When we received the diagnosis of Pervasive Development Delay and Autism for our daughter Gabbi over 20 years ago, we immediately searched (what was available on) the internet to see what we could find. What little we saw would scare any parent! Unfortunately, not much has changed since then. No wonder that when a parent receives this diagnosis for their child, or a person gets the diagnosis themselves it was such a dark day. It was for us.
Fast forward 10 years, when I was given the wonderful opportunity to start a training and employment program for those on the Autism Spectrum. This was one of the biggest gifts of my life because it allowed me to start seeing Autism in a whole new light. As I started to train and work with these wonderful and gifted young adults, I realized that many of the things I believed about the stigma of the diagnosis was completely inaccurate.
We initiated the program with 4 young adults who never before had been given an opportunity for employment. When they first started, I was immediately able to spot some of the characteristics that I had come to know so very well with our own daughter. Things like lack of eye contact, processing delays and communication challenges were very visible. What I didn’t expect was to come to understand the true reasons why these characteristics exist.
Let’s take eye contact as an example. For years we had been asking our daughter to “share her eyes” and to look at us when she was talking to us. This is common in our neurotypical world, so it was our thought that she should “fit in” and be able to maintain good eye contact.
Little did I know that for many Autistics, it is difficult to maintain eye contact for a variety of reasons. Sometimes it’s challenging to listen to what one is saying and also try to interpret facial expressions.

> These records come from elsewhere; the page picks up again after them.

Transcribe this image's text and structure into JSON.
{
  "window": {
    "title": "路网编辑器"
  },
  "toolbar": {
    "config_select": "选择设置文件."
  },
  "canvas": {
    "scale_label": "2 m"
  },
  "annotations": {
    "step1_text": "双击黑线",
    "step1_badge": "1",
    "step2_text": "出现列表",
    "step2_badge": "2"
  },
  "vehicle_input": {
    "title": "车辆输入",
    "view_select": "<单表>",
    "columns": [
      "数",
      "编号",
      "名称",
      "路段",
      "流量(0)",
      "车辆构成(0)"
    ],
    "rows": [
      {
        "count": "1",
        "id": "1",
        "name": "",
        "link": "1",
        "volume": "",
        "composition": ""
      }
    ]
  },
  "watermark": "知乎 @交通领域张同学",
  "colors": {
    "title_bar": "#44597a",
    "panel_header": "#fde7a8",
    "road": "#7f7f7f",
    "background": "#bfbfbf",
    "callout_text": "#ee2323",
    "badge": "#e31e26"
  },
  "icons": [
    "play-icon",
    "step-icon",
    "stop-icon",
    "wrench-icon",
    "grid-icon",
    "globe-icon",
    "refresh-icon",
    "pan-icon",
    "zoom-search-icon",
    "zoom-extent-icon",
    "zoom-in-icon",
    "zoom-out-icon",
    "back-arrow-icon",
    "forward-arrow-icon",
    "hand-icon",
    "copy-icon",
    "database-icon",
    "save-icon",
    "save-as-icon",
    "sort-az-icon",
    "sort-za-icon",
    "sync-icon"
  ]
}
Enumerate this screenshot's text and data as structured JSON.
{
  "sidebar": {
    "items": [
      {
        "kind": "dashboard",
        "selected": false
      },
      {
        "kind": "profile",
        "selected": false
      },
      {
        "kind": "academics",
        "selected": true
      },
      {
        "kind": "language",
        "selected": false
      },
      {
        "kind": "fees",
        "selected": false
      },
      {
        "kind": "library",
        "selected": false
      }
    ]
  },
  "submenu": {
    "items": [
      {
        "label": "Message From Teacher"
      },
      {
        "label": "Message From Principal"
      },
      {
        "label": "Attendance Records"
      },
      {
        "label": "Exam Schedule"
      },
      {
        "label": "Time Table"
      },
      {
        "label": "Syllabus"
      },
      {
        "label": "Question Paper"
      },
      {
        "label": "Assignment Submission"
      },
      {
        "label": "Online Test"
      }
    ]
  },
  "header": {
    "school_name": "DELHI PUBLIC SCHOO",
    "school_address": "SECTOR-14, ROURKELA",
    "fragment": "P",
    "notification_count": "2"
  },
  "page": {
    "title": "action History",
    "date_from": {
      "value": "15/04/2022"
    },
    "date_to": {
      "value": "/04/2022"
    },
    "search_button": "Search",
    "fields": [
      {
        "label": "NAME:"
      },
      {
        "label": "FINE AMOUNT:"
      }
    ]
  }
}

For some, it might cause some pain or discomfort to do so and for others, it may just be very distracting.
To find out more about how we are misinterpreting or not understanding Autism and so much more, join our Shifter Membership program by going to https://www.autismshifts.org/become-a-member/